Who's faring the best with their advisory business plan--and how are they doing it?
Pricing services and targeting the most profitable clients are ongoing challenges for any business, but doing so amid a volatile market and a big industry shift in pricing models has made the task even more challenging for financial advisors.
To get some insight on who's faring the best with their advisory business plan--and how they're doing it--we sent some questions over to Pat Kennedy, Vice President of Product and Client Services for PriceMetrix, and his team. Based in Toronto, PriceMetrix directly measures aggregated data on millions of investors, transactions, and fee-based and transactional accounts representing over $3.5 trillion in investment assets. It crunches the data and pulls out insights to help wealth-management firms grow revenue and profits--and it also publishes some insightful reports on the retail wealth management industry.
1. Your research discovered that the outperformers raised their prices and opened more accounts while the comparison group (those in the bottom quartile), lowered their prices but still struggled to add more business. This seems contrary to basic economics. What's behind the willingness of the outperformers' customers to pay more, even amid a tough market environment? Can you point to any specific pricing strategies that tend to characterize the outperformers?
On the surface, it does seem to contravene the principles of economics that a higher price could create higher demand. But at the core, different investment advisors are not offering the same product. There are premium, basic, and discount services.

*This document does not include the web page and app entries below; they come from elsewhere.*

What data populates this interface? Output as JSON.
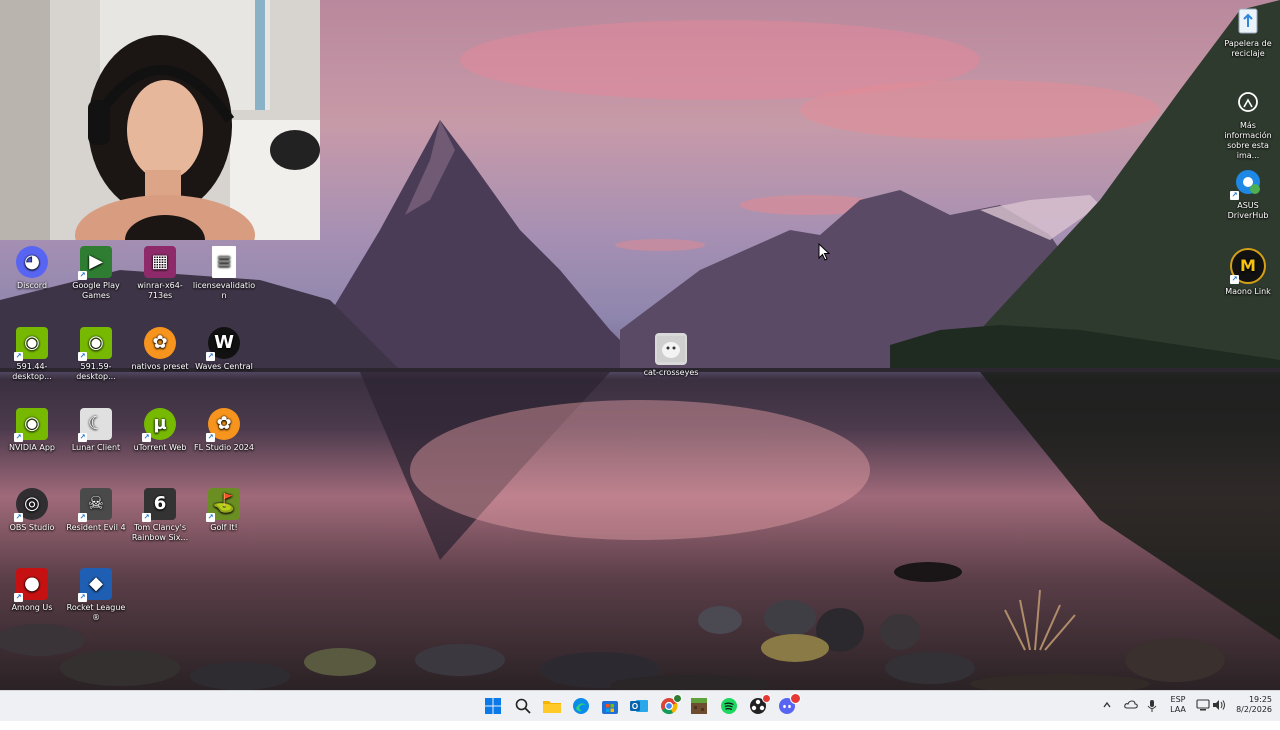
{
  "desktop": {
    "left_icons": [
      {
        "label": "Discord",
        "icon": "discord-icon",
        "color": "#5865F2"
      },
      {
        "label": "Google Play Games",
        "icon": "google-play-games-icon",
        "color": "#2e7d32"
      },
      {
        "label": "winrar-x64-713es",
        "icon": "winrar-icon",
        "color": "#8e2a6a"
      },
      {
        "label": "licensevalidation",
        "icon": "text-file-icon",
        "color": "#ffffff"
      },
      {
        "label": "591.44-desktop...",
        "icon": "nvidia-installer-icon",
        "color": "#76b900"
      },
      {
        "label": "591.59-desktop...",
        "icon": "nvidia-installer-icon",
        "color": "#76b900"
      },
      {
        "label": "nativos preset",
        "icon": "fl-studio-preset-icon",
        "color": "#f7941d"
      },
      {
        "label": "Waves Central",
        "icon": "waves-icon",
        "color": "#111111"
      },
      {
        "label": "NVIDIA App",
        "icon": "nvidia-icon",
        "color": "#76b900"
      },
      {
        "label": "Lunar Client",
        "icon": "lunar-client-icon",
        "color": "#e0e0e0"
      },
      {
        "label": "uTorrent Web",
        "icon": "utorrent-icon",
        "color": "#76b900"
      },
      {
        "label": "FL Studio 2024",
        "icon": "fl-studio-icon",
        "color": "#f7941d"
      },
      {
        "label": "OBS Studio",
        "icon": "obs-icon",
        "color": "#302e31"
      },
      {
        "label": "Resident Evil 4",
        "icon": "resident-evil-icon",
        "color": "#4a4a4a"
      },
      {
        "label": "Tom Clancy's Rainbow Six...",
        "icon": "rainbow-six-icon",
        "color": "#333333"
      },
      {
        "label": "Golf It!",
        "icon": "golf-it-icon",
        "color": "#6b8e23"
      },
      {
        "label": "Among Us",
        "icon": "among-us-icon",
        "color": "#c51111"
      },
      {
        "label": "Rocket League ®",
        "icon": "rocket-league-icon",
        "color": "#1e5fb4"
      }
    ],
    "center_icon": {
      "label": "cat-crosseyes",
      "icon": "image-file-icon"
    },
    "right_icons": [
      {
        "label": "Papelera de reciclaje",
        "icon": "recycle-bin-icon"
      },
      {
        "label": "Más información sobre esta ima...",
        "icon": "info-camera-icon"
      },
      {
        "label": "ASUS DriverHub",
        "icon": "asus-driverhub-icon"
      },
      {
        "label": "Maono Link",
        "icon": "maono-link-icon"
      }
    ]
  },
  "taskbar": {
    "apps": [
      "windows-start-icon",
      "search-icon",
      "file-explorer-icon",
      "edge-icon",
      "store-icon",
      "outlook-icon",
      "chrome-icon",
      "minecraft-icon",
      "spotify-icon",
      "obs-taskbar-icon",
      "discord-taskbar-icon"
    ],
    "tray": {
      "language_line1": "ESP",
      "language_line2": "LAA",
      "time": "19:25",
      "date": "8/2/2026"
    }
  }
}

In our experience, advisors who are able to charge a premium have a well-defined and differentiated value proposition, which is communicated and demonstrated regularly to the client. They are confident that their price, while it may be at a premium, is competitively fair and reflective of the value they deliver. They are willing to discuss pricing openly with clients and are more likely to say no to a prospect because of a poor fit with their proposition or an unwillingness to pay.

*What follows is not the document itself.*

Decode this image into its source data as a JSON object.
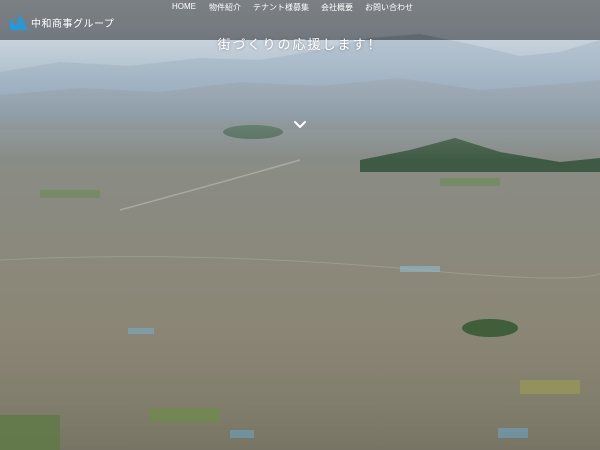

Essentially it is the investors' perceived value of the service that the outperformer is providing that warrants the premium price/fees.

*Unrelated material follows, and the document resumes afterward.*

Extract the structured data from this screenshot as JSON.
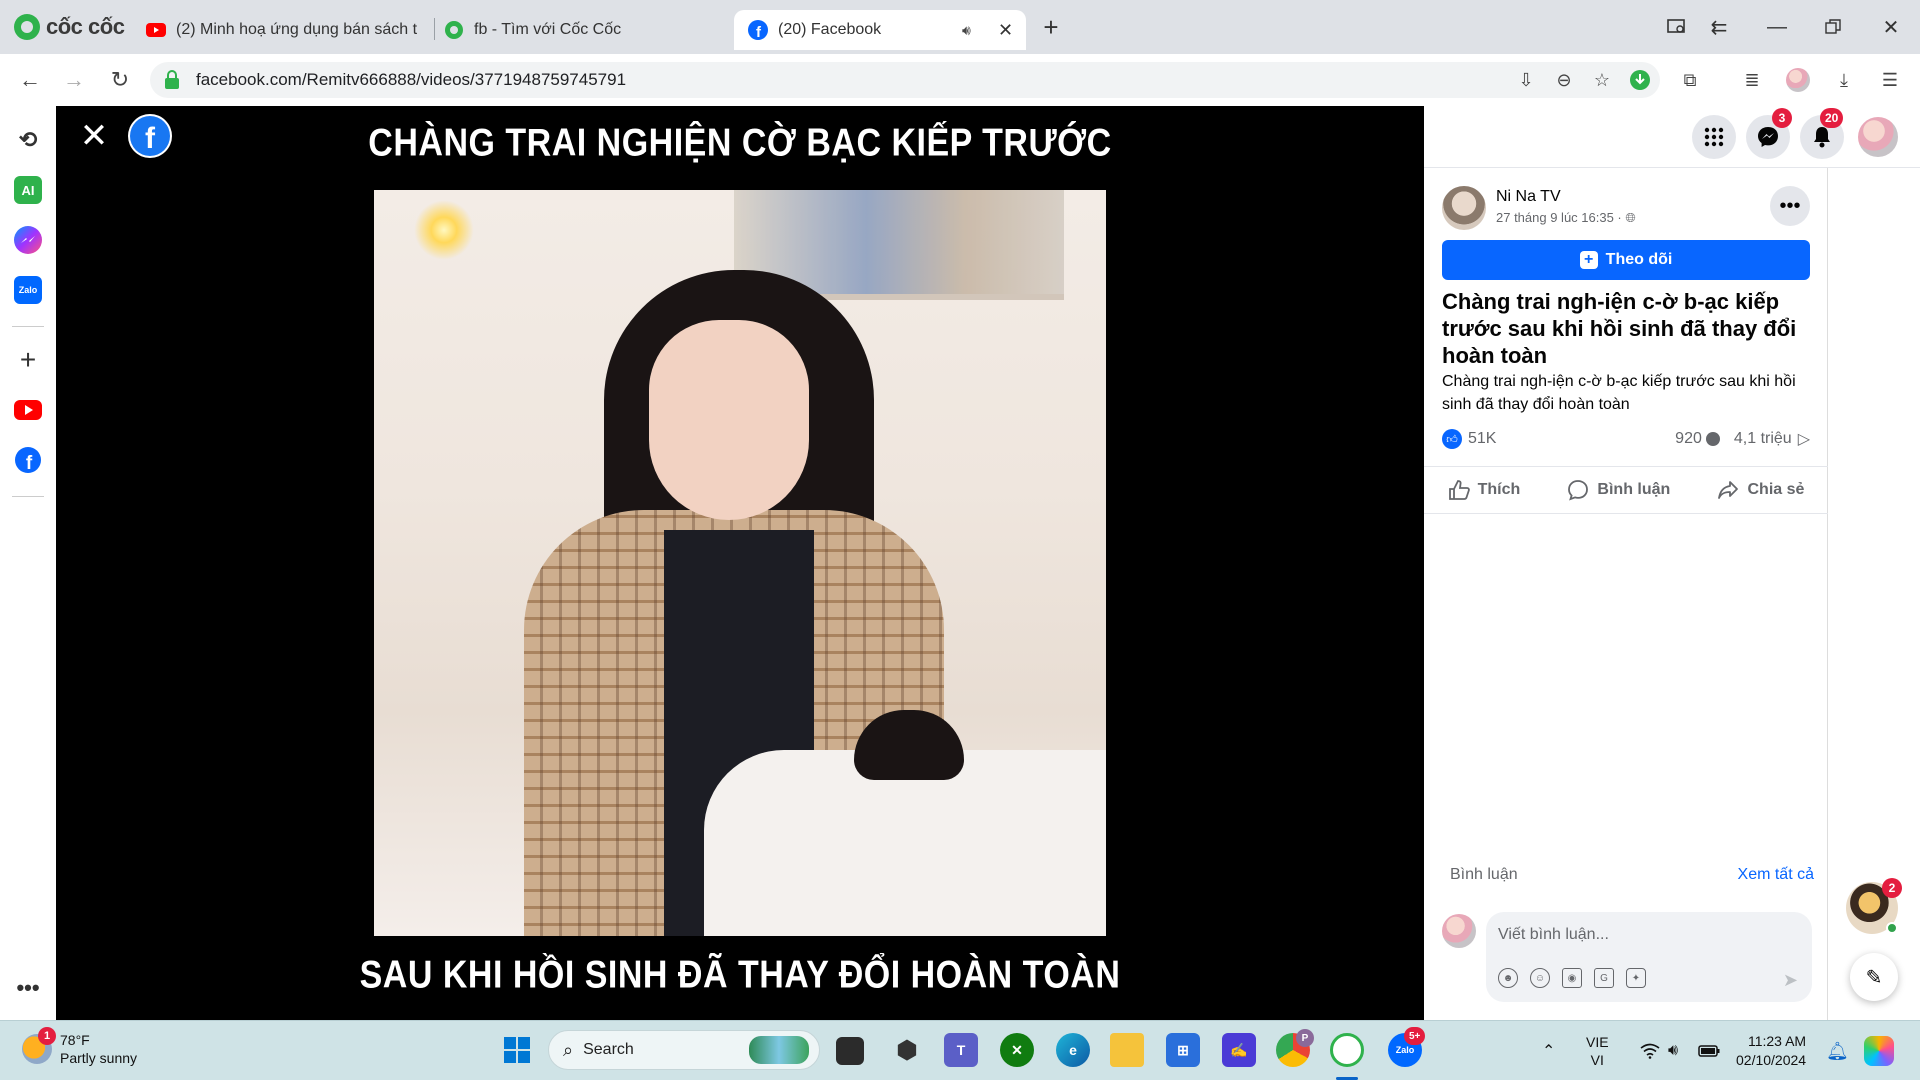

We also found that outperformers are more likely to have a pricing strategy and policy--for example, tying their pricing to a household segment. A pricing policy leads to price integrity, which is one of the most important and often overlooked attributes of effective pricing.
2. In your studies, you talk about something called 'sympathy pricing'; what is that?